The old boy looked it over and said, quite simply, “I’ll be damned!”
They went up to a perfect dinner--and incident number two.
The Chief was a sentimentalist and he’d just lost a fine friend. This friend was his terrier, Murph, who’d been hit by a speeding car.
The story of Murph from birth to death was a fairly long one, but never dull. The Chief had a way with words. Even Joe, one of the world’s top-ranking non-sentimentalists, was touched by the tale.

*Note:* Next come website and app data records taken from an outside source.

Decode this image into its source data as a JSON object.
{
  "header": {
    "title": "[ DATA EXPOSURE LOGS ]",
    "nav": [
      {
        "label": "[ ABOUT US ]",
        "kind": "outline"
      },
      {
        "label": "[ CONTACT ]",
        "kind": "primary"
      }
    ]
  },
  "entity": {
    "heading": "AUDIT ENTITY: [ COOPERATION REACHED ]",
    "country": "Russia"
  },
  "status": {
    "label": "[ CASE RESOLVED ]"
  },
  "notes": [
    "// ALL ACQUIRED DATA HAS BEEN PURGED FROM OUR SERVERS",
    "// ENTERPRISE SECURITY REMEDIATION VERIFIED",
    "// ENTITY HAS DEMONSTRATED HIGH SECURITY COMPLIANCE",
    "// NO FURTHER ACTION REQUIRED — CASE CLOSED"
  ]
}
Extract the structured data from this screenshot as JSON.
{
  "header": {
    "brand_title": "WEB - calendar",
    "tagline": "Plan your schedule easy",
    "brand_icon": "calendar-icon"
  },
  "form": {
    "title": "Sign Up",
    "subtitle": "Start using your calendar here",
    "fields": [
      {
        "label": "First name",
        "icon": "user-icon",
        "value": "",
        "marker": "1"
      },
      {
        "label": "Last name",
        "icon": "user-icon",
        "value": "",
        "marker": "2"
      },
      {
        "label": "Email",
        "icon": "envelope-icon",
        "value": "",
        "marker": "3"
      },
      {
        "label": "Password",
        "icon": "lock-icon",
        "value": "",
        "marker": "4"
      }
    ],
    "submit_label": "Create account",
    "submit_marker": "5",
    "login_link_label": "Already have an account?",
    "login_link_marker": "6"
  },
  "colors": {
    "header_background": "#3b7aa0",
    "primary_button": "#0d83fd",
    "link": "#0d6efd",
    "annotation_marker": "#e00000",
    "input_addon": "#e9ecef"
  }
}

When they came to the end, where Murph had lain in his master’s arms, whimpering, as though to comfort him, trying to lick his face, Joe’s eyes were wet and the drink wobbled in his hand.
The Chief finished in a whisper, and looked up from the carpet he’d been staring at through the account.
And there was Alice, sitting erect, a smile of perfect joy on her face. “How touching,” she said, and grinned.
For one horror-stricken second, the Chief glared at her, and then his questioning eyes went to Joe.
“She can’t frown,” Joe explained. “The muscles are there, but they need massage to bring them to life.” He paused. “I wanted a smiling wife.”
The Chief inhaled heavily. “There are times when a smile is out of order, don’t you think, Joe?”
“It seems that way.”